(ACTIVITY):
From the data below, copy each line that includes the word "JSON".
Segment Start: DATA LISTING
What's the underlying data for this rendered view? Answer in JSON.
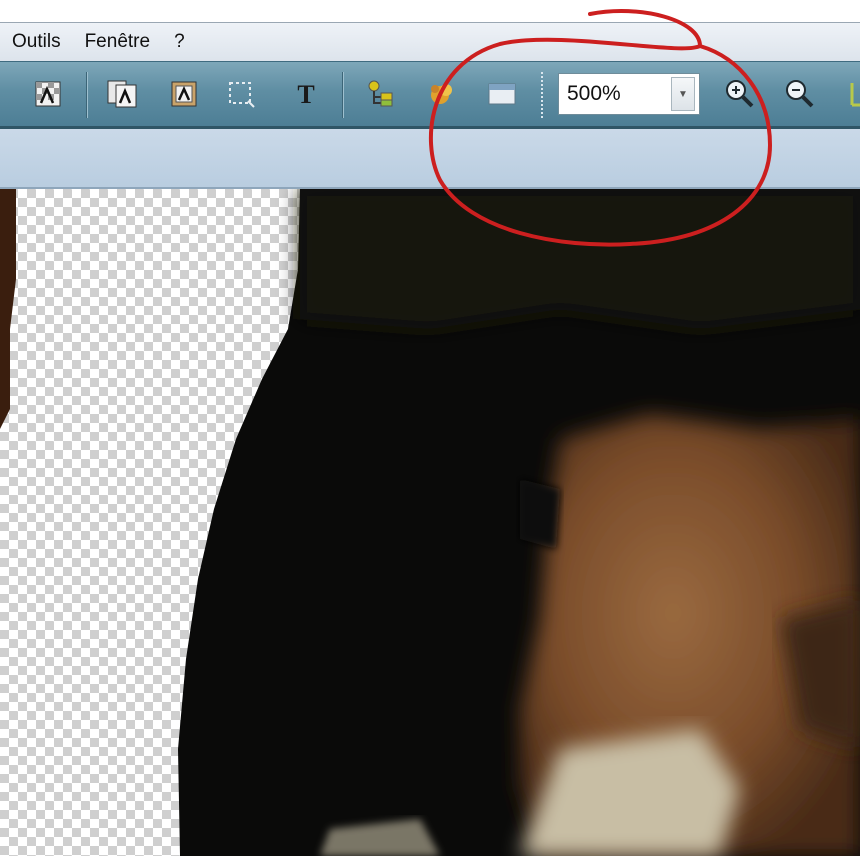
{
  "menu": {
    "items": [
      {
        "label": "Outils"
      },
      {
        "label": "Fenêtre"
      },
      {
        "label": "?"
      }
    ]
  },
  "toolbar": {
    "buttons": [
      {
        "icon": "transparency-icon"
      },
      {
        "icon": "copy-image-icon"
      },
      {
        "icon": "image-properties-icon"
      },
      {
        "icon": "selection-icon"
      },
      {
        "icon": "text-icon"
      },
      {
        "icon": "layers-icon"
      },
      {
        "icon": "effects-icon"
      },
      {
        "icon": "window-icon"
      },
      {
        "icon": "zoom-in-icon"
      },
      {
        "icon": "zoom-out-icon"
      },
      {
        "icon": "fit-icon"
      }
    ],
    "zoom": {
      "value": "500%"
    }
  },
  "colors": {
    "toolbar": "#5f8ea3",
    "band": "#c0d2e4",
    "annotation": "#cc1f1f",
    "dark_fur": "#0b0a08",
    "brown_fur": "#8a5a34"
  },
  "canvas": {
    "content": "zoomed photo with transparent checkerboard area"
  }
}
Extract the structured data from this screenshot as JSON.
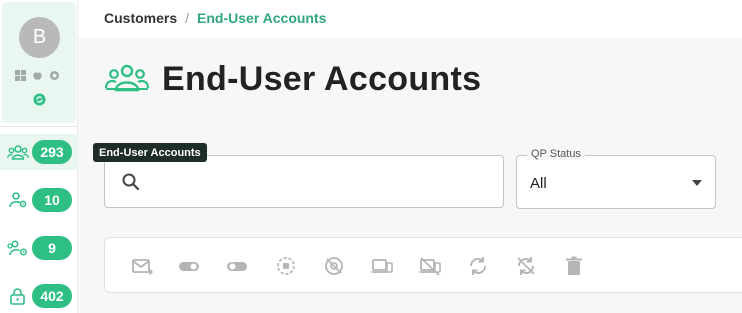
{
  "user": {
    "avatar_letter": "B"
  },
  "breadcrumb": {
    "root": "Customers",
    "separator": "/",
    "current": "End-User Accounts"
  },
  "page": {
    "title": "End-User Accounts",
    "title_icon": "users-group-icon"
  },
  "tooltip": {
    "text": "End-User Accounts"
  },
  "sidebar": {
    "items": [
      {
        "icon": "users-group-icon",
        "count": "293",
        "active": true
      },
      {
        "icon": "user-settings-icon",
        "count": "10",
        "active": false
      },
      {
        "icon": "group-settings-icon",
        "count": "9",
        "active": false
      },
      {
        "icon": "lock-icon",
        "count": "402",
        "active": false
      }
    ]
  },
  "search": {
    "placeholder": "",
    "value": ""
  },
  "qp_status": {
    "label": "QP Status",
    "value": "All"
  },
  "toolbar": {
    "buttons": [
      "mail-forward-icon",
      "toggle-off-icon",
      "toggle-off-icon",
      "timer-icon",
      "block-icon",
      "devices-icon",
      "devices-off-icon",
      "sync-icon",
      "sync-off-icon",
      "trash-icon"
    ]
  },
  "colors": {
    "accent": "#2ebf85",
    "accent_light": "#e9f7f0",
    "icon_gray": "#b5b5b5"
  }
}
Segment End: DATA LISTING
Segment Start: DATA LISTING
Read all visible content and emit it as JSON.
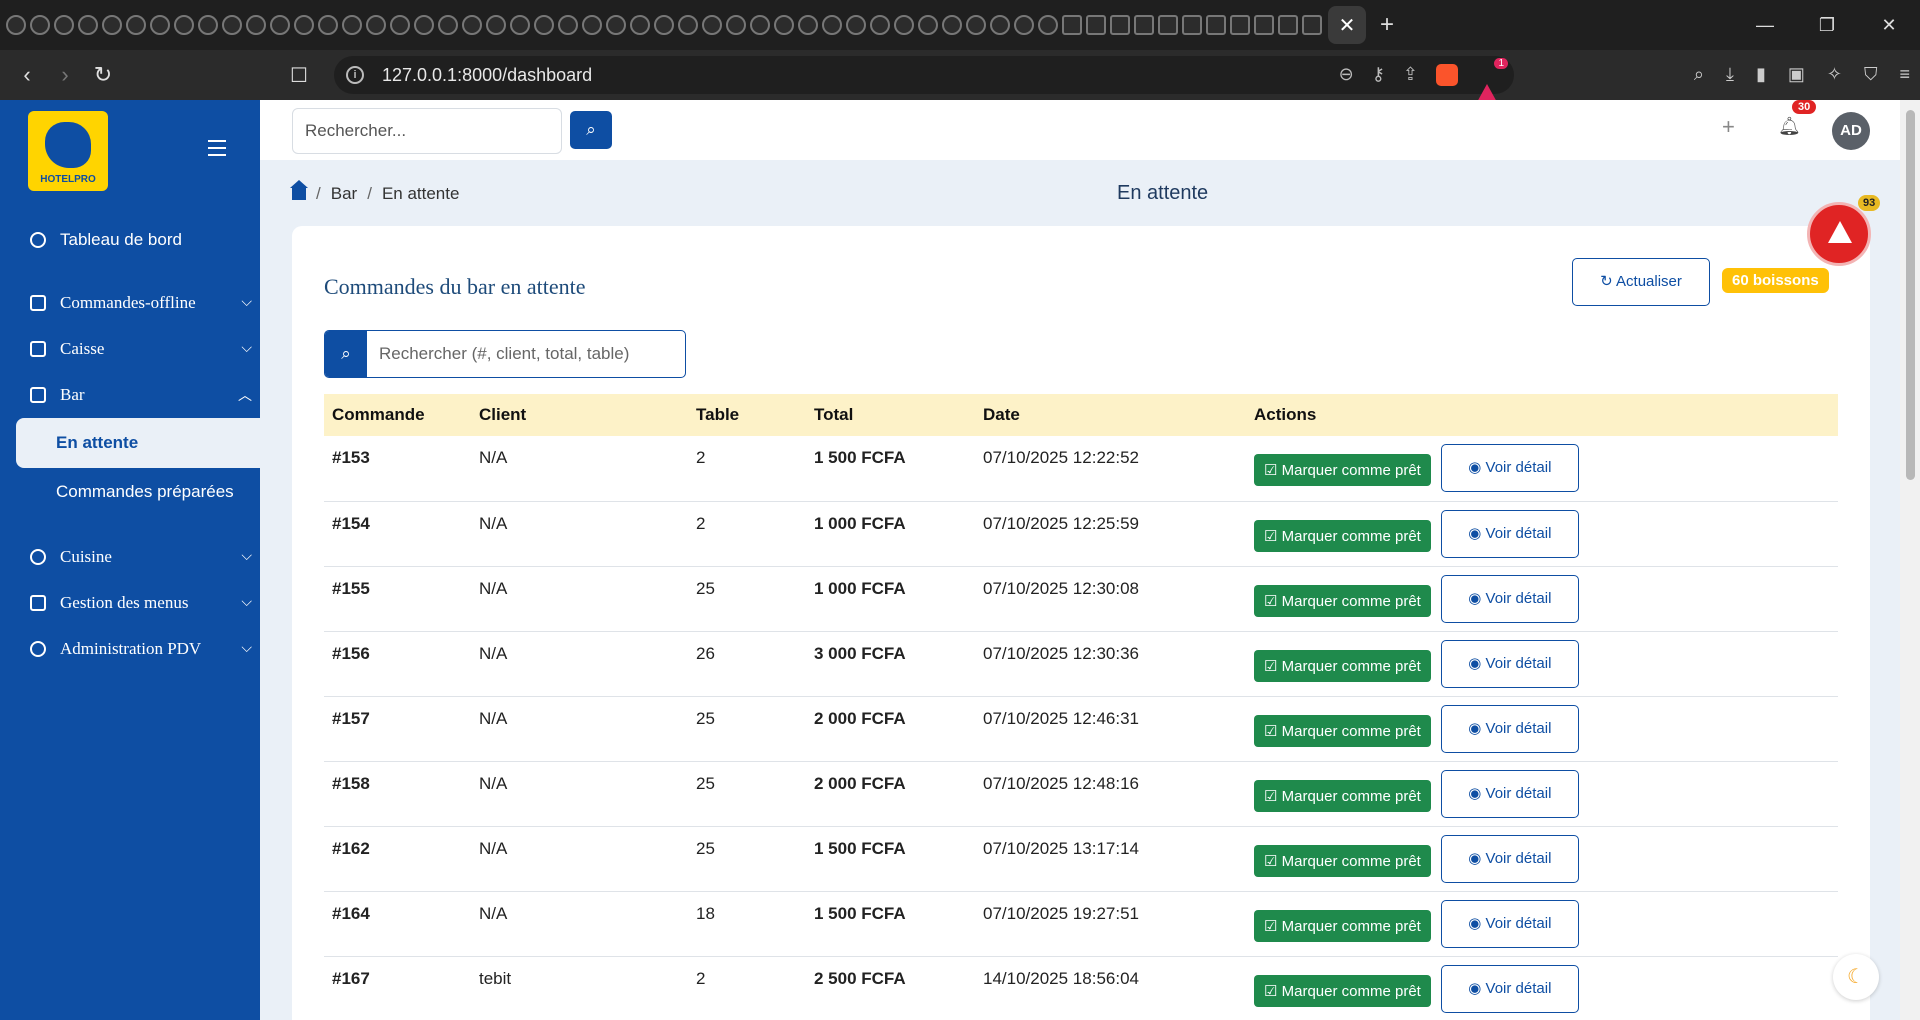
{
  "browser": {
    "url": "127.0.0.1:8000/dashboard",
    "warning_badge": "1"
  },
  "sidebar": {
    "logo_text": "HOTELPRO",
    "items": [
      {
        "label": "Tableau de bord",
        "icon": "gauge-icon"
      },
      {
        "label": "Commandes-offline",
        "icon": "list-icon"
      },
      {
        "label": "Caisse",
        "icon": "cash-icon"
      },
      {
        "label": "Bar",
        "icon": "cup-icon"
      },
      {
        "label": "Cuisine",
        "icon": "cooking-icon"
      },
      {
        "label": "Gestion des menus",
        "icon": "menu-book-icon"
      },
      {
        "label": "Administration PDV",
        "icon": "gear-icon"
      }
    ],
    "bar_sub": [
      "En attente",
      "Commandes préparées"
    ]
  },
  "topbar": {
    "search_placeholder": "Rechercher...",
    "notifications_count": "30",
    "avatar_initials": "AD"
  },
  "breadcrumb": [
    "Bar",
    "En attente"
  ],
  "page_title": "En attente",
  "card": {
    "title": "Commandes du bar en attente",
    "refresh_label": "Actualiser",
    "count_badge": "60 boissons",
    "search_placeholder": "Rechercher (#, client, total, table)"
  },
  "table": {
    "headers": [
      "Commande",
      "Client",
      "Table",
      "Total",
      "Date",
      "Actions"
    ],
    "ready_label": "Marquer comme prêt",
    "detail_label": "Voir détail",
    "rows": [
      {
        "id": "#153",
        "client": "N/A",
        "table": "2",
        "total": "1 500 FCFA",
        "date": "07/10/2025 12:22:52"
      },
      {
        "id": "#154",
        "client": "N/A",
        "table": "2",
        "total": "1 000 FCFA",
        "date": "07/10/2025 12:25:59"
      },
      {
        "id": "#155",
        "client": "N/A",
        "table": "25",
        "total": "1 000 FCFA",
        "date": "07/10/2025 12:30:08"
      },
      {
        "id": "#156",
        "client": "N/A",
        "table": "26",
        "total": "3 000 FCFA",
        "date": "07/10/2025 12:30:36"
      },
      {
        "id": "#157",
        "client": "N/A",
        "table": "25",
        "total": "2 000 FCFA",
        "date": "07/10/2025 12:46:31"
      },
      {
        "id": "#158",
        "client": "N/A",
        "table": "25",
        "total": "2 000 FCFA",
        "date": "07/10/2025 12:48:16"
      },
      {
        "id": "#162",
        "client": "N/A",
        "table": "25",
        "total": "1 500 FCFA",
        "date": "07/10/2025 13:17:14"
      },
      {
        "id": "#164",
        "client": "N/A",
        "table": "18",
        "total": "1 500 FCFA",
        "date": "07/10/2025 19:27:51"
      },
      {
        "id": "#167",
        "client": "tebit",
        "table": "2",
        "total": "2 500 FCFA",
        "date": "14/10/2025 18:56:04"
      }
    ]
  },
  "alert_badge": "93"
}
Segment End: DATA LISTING
(RESPONSE TO THE EXERCISE):
What's the underlying data for this rendered view? Answer in JSON.
Extract the structured data from this screenshot as JSON.
Read all visible content and emit it as JSON.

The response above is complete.